### Problem requirements
Every record below should be printed exactly as given.

### Web page and app entries
——————

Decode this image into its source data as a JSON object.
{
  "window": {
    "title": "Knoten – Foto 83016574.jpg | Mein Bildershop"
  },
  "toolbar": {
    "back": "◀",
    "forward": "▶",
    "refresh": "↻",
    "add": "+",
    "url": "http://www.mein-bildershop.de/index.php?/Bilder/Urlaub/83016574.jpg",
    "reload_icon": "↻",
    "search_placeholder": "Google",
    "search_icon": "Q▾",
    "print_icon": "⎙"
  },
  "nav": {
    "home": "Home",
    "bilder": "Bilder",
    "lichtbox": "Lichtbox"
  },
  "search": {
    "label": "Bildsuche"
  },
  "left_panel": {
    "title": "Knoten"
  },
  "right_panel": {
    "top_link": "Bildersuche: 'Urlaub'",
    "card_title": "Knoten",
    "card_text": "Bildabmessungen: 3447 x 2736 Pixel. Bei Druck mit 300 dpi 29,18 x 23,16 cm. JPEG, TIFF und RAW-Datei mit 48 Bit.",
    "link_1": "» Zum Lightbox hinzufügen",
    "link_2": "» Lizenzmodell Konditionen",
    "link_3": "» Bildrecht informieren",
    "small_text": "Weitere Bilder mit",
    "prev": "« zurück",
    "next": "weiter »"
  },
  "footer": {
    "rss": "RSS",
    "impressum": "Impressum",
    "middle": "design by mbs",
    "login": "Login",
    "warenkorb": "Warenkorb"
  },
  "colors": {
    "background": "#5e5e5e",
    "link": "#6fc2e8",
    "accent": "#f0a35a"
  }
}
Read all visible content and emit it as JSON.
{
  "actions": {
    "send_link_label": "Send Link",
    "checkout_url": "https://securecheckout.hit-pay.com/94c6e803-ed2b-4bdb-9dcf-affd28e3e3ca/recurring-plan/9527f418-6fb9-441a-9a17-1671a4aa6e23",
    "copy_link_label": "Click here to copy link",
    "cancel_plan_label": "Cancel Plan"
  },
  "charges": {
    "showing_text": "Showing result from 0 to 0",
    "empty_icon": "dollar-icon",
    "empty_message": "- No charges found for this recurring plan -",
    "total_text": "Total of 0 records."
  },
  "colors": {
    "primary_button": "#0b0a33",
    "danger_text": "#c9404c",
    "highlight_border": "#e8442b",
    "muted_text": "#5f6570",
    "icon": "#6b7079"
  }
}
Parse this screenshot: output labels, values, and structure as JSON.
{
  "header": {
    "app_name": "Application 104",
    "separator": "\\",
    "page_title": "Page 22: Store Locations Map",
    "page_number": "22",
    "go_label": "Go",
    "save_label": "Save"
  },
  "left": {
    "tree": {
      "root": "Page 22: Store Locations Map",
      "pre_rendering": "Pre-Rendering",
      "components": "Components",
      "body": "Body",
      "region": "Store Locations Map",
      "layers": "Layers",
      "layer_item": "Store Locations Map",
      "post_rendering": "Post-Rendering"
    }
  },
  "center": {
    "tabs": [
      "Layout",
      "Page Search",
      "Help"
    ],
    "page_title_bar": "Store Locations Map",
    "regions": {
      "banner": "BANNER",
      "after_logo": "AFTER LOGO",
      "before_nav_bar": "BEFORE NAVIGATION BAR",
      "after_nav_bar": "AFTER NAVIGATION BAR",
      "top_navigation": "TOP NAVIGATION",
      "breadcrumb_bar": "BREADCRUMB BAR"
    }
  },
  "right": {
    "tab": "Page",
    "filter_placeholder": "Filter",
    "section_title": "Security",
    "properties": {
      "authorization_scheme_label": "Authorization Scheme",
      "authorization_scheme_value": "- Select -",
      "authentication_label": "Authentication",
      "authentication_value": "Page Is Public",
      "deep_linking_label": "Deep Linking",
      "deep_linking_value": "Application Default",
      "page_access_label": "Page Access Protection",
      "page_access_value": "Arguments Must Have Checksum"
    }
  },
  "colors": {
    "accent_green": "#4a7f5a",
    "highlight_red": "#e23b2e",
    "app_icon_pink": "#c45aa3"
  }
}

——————

### Written response
Decode this image into its source data as a JSON object.
{
  "window": {
    "title": "Knoten – Foto 83016574.jpg | Mein Bildershop"
  },
  "toolbar": {
    "back": "◀",
    "forward": "▶",
    "refresh": "↻",
    "add": "+",
    "url": "http://www.mein-bildershop.de/index.php?/Bilder/Urlaub/83016574.jpg",
    "reload_icon": "↻",
    "search_placeholder": "Google",
    "search_icon": "Q▾",
    "print_icon": "⎙"
  },
  "nav": {
    "home": "Home",
    "bilder": "Bilder",
    "lichtbox": "Lichtbox"
  },
  "search": {
    "label": "Bildsuche"
  },
  "left_panel": {
    "title": "Knoten"
  },
  "right_panel": {
    "top_link": "Bildersuche: 'Urlaub'",
    "card_title": "Knoten",
    "card_text": "Bildabmessungen: 3447 x 2736 Pixel. Bei Druck mit 300 dpi 29,18 x 23,16 cm. JPEG, TIFF und RAW-Datei mit 48 Bit.",
    "link_1": "» Zum Lightbox hinzufügen",
    "link_2": "» Lizenzmodell Konditionen",
    "link_3": "» Bildrecht informieren",
    "small_text": "Weitere Bilder mit",
    "prev": "« zurück",
    "next": "weiter »"
  },
  "footer": {
    "rss": "RSS",
    "impressum": "Impressum",
    "middle": "design by mbs",
    "login": "Login",
    "warenkorb": "Warenkorb"
  },
  "colors": {
    "background": "#5e5e5e",
    "link": "#6fc2e8",
    "accent": "#f0a35a"
  }
}
Read all visible content and emit it as JSON.
{
  "actions": {
    "send_link_label": "Send Link",
    "checkout_url": "https://securecheckout.hit-pay.com/94c6e803-ed2b-4bdb-9dcf-affd28e3e3ca/recurring-plan/9527f418-6fb9-441a-9a17-1671a4aa6e23",
    "copy_link_label": "Click here to copy link",
    "cancel_plan_label": "Cancel Plan"
  },
  "charges": {
    "showing_text": "Showing result from 0 to 0",
    "empty_icon": "dollar-icon",
    "empty_message": "- No charges found for this recurring plan -",
    "total_text": "Total of 0 records."
  },
  "colors": {
    "primary_button": "#0b0a33",
    "danger_text": "#c9404c",
    "highlight_border": "#e8442b",
    "muted_text": "#5f6570",
    "icon": "#6b7079"
  }
}
Parse this screenshot: output labels, values, and structure as JSON.
{
  "header": {
    "app_name": "Application 104",
    "separator": "\\",
    "page_title": "Page 22: Store Locations Map",
    "page_number": "22",
    "go_label": "Go",
    "save_label": "Save"
  },
  "left": {
    "tree": {
      "root": "Page 22: Store Locations Map",
      "pre_rendering": "Pre-Rendering",
      "components": "Components",
      "body": "Body",
      "region": "Store Locations Map",
      "layers": "Layers",
      "layer_item": "Store Locations Map",
      "post_rendering": "Post-Rendering"
    }
  },
  "center": {
    "tabs": [
      "Layout",
      "Page Search",
      "Help"
    ],
    "page_title_bar": "Store Locations Map",
    "regions": {
      "banner": "BANNER",
      "after_logo": "AFTER LOGO",
      "before_nav_bar": "BEFORE NAVIGATION BAR",
      "after_nav_bar": "AFTER NAVIGATION BAR",
      "top_navigation": "TOP NAVIGATION",
      "breadcrumb_bar": "BREADCRUMB BAR"
    }
  },
  "right": {
    "tab": "Page",
    "filter_placeholder": "Filter",
    "section_title": "Security",
    "properties": {
      "authorization_scheme_label": "Authorization Scheme",
      "authorization_scheme_value": "- Select -",
      "authentication_label": "Authentication",
      "authentication_value": "Page Is Public",
      "deep_linking_label": "Deep Linking",
      "deep_linking_value": "Application Default",
      "page_access_label": "Page Access Protection",
      "page_access_value": "Arguments Must Have Checksum"
    }
  },
  "colors": {
    "accent_green": "#4a7f5a",
    "highlight_red": "#e23b2e",
    "app_icon_pink": "#c45aa3"
  }
}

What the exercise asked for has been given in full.